"Yonah himself had entered the market barehanded. Up till now, in fact, he had even retained his customary air of calm good humor. Until he saw one of his men go down with a spurting head, struck from behind by a paving stone. At this, he leaped up at an approaching wagon whose peasant driver had been running cheerfully over a row of stalls. He seized the peasant by the throat and flung him into the crowd. Then, with a voice like thunder, he identified himself as Yonah the messenger from Vishogrod, and warned the peasants to clear out at once.
"Those who knew him or had heard of his reputation instantly took their legs on their shoulders and fled, but the majority simply laughed at him.
"Yonah, still determined to give them one more chance (since by our law, even the owner of a rampaging ox is entitled to one warning), jumped down, tore the back wheels off the wagon, and lifted up the axle. However, those peasants who had remained were, by this time, far too flushed with vodka and thirst for blood to be impressed even by this performance. And so he began laying about him with the axle of the wagon. His little army, heart¬ened by his example, contributed their own modest share in his wake.

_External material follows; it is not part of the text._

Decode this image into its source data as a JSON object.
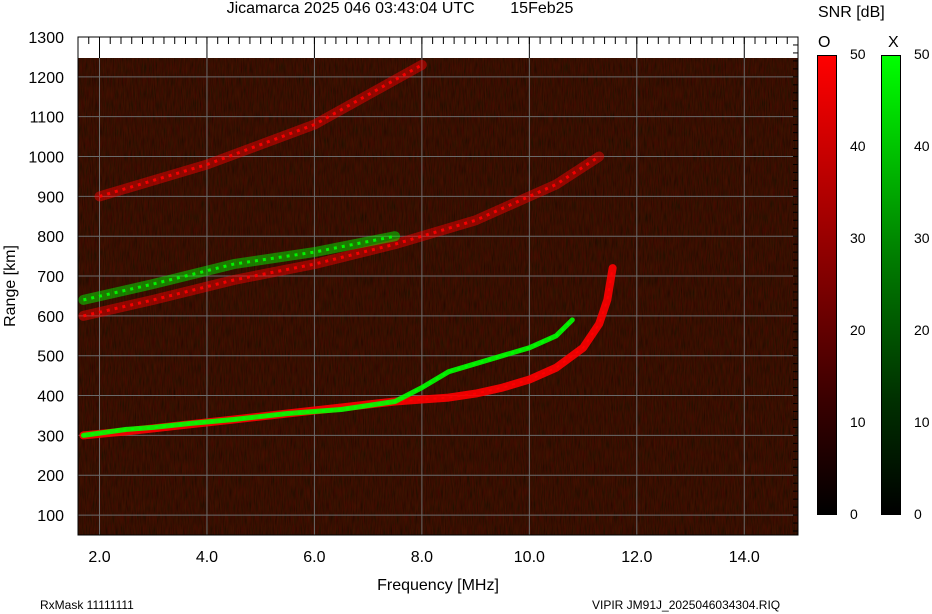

"Within a few minutes, the Market Square was a wilderness.
"Some of the peasants who were still on their feet escaped in such haste that they left horses, wagons, and even livestock behind them.
"By midafternoon, the Bazenova "hospital," that is, the Russian doctor's barn, overflowed with casualties. There were countless fractures, but no dead, as Jews, I may have mentioned earlier, are children of mercy. The defenders, too, carried back their share of wounds, both major and minor, but all agreed that the whole expedition had been very worthwhile.
"And who, by the way, do you suppose turned out to have been one of the first casualties? It was the younger of the two ancient gendarmes, who had stopped half a brick with the back of his head while running away.
"That was not quite the end of it. A few weeks later, an investigating commission arrived from the office of the provincial governor. Yonah, his fellow "samurais," and several dozen peasants were placed under arrest, on some trumped-up charge like disturbing the peace or "causing willful and malicious damage to cattle, property, and subjects of the Czar."
"But they were never brought to trial. The peasants were far too frightened for their lives to testify against Yonah. He, for his part, pressed no charges; he probably felt that they had already been punished adequately, and besides, the only pogroms in which the governor could be expected to take a meaningful interest were those which he had incited, himself.
"But for as long as I can remember after that, not even a very small pogrom ever took place again in Bazenova. The peasants must have passed on to their children and even their children's children the wisdom of not starting up with such a barbaric people as the Jews."